The superstar singer was hit with a copyright-infringement lawsuit for "Girl on Fire" last week after a Showbiz 411 blogger wrote a post about it, saying, "Alicia sings a couplet or so from Eddie Holman's 1970 classic ‘Hey There Lonely Girl'" and claiming that the sample wasn't credited, according to the The Hollywood Reporter.
"The song was written by Leon Carr and Earl Shuman, who are both gone to rock and roll heaven," Roger Friedman wrote.
As it turned out, though, Schuman himself was still very much alive.
The songwriter contacted Friedman back in November, leaving a comment on his post that said, "Hi Roger, I am the cowriter of 'Hey There Lonely Girl' and I appreciate your recognizing an important part of 'Lonely Girl' in Alicia Keys' new recording. Thanks for your expertise. By the way, though my dear friend Leon Carr is in Rock and Roll Heaven, I'm still here on the ground, writing songs."
And then Schuman took action, basing the majority of his case on Friedman's post.
Although Friedman originally noted (and later removed the line), "Keys only uses two seconds of ['Hey There Lonely Girl'] but it helps make her record," the lawsuit noted that "two seconds" wasn't accurate, but the rest of the article was "apt."
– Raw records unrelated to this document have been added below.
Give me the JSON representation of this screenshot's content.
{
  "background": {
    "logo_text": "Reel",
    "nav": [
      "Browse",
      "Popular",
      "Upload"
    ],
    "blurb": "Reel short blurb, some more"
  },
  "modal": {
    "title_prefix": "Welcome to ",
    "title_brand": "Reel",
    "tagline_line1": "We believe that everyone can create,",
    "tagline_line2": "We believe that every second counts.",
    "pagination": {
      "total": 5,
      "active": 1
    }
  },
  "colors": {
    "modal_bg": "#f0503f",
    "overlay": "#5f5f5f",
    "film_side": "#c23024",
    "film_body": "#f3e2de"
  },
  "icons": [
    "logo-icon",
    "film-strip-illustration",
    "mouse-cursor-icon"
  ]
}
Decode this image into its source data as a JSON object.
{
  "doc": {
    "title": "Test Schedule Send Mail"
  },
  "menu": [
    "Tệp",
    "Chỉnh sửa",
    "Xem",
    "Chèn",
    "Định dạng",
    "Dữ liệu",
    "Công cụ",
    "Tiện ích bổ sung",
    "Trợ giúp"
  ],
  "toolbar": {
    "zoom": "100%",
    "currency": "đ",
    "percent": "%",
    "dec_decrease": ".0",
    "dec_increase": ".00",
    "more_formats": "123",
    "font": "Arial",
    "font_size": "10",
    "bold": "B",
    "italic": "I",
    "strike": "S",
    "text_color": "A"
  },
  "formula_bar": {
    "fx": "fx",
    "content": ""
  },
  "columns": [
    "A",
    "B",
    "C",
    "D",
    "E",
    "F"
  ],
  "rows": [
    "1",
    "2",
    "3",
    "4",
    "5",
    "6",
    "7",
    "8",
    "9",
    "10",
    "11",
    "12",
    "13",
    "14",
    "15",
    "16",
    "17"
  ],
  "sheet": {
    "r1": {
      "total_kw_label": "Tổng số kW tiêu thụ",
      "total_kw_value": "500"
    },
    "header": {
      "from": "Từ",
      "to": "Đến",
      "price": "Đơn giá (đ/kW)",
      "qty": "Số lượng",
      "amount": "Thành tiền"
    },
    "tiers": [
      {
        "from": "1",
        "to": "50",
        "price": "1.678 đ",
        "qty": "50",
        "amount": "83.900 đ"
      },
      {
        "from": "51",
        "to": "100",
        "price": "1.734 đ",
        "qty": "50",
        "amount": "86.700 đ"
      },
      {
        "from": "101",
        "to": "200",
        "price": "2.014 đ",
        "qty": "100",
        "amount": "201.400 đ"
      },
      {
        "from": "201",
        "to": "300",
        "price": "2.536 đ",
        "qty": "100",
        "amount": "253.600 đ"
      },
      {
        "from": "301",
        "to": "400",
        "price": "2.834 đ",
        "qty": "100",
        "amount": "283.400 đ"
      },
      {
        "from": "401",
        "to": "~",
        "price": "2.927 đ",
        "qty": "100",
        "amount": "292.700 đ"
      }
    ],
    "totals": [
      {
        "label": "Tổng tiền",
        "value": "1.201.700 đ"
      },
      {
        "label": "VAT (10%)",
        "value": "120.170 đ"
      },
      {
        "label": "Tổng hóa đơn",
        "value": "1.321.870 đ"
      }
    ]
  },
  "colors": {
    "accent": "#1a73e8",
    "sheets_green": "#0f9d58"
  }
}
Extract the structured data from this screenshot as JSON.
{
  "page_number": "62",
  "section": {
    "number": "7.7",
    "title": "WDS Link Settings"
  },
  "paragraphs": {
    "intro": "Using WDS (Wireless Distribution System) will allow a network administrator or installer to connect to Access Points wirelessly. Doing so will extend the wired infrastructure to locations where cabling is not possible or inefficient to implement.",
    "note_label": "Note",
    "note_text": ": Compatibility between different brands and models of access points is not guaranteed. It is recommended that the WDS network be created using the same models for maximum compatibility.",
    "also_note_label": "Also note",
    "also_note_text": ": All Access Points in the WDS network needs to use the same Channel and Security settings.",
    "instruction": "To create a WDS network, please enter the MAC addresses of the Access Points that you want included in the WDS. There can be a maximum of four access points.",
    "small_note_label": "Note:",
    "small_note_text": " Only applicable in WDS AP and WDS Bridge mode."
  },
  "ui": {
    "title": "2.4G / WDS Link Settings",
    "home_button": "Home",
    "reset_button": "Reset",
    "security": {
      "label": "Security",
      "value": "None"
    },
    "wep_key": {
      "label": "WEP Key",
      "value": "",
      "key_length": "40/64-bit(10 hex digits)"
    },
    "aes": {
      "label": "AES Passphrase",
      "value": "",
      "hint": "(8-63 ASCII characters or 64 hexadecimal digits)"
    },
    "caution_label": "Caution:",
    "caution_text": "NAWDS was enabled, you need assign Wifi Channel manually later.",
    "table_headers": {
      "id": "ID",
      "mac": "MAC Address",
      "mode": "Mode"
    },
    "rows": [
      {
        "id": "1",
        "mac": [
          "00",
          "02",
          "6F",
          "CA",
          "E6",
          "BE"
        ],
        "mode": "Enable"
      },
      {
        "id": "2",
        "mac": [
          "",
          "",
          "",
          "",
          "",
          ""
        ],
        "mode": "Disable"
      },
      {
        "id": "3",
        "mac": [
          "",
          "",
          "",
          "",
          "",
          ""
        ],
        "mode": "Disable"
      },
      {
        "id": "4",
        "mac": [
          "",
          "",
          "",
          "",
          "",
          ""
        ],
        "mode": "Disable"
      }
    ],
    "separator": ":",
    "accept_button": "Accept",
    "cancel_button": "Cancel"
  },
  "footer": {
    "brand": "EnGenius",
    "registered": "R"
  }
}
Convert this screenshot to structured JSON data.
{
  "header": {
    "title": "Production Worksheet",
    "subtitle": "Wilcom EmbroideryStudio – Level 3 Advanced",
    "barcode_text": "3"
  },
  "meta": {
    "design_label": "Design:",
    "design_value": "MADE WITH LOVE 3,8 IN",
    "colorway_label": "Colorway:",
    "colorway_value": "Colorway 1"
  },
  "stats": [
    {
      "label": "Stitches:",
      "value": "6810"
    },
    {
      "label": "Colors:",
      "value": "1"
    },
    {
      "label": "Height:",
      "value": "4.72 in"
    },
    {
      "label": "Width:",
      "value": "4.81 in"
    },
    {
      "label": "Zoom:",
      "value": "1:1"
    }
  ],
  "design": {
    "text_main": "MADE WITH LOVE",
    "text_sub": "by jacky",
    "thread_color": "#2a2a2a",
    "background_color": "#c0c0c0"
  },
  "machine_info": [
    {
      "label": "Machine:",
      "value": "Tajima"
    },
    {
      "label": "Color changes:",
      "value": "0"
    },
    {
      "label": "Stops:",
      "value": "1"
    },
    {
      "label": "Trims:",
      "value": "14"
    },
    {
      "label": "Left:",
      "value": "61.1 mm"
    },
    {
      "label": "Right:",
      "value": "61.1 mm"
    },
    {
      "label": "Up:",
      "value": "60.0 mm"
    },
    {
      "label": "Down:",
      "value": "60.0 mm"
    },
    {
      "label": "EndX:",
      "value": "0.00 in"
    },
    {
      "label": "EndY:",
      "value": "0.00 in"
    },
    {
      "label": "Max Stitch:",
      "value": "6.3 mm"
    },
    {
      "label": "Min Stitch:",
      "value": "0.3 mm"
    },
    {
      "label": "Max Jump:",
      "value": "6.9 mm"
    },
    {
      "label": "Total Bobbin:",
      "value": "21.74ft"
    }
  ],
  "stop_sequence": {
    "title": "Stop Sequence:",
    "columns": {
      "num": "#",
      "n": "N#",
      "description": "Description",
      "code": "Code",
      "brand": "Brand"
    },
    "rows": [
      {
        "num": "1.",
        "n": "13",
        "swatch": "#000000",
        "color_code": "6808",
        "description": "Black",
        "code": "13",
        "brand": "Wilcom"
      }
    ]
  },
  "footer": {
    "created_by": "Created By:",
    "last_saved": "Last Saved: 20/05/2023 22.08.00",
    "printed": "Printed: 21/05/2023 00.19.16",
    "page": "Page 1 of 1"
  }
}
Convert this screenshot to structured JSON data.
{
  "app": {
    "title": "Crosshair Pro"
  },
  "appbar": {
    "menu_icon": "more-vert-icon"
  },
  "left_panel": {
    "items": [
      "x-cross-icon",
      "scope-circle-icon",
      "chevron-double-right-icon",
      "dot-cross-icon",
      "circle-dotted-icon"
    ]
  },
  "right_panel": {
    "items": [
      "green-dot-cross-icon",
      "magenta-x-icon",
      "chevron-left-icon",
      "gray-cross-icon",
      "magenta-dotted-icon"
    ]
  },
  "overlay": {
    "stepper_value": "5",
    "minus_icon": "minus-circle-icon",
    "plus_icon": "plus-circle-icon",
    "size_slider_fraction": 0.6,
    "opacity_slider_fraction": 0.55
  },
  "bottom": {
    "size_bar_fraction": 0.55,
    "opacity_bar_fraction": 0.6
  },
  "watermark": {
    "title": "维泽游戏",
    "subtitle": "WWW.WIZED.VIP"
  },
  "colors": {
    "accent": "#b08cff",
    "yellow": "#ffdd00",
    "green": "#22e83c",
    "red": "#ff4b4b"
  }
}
Sony Music Entertainment, Sony Corporation of America are among the defendants named in the suit.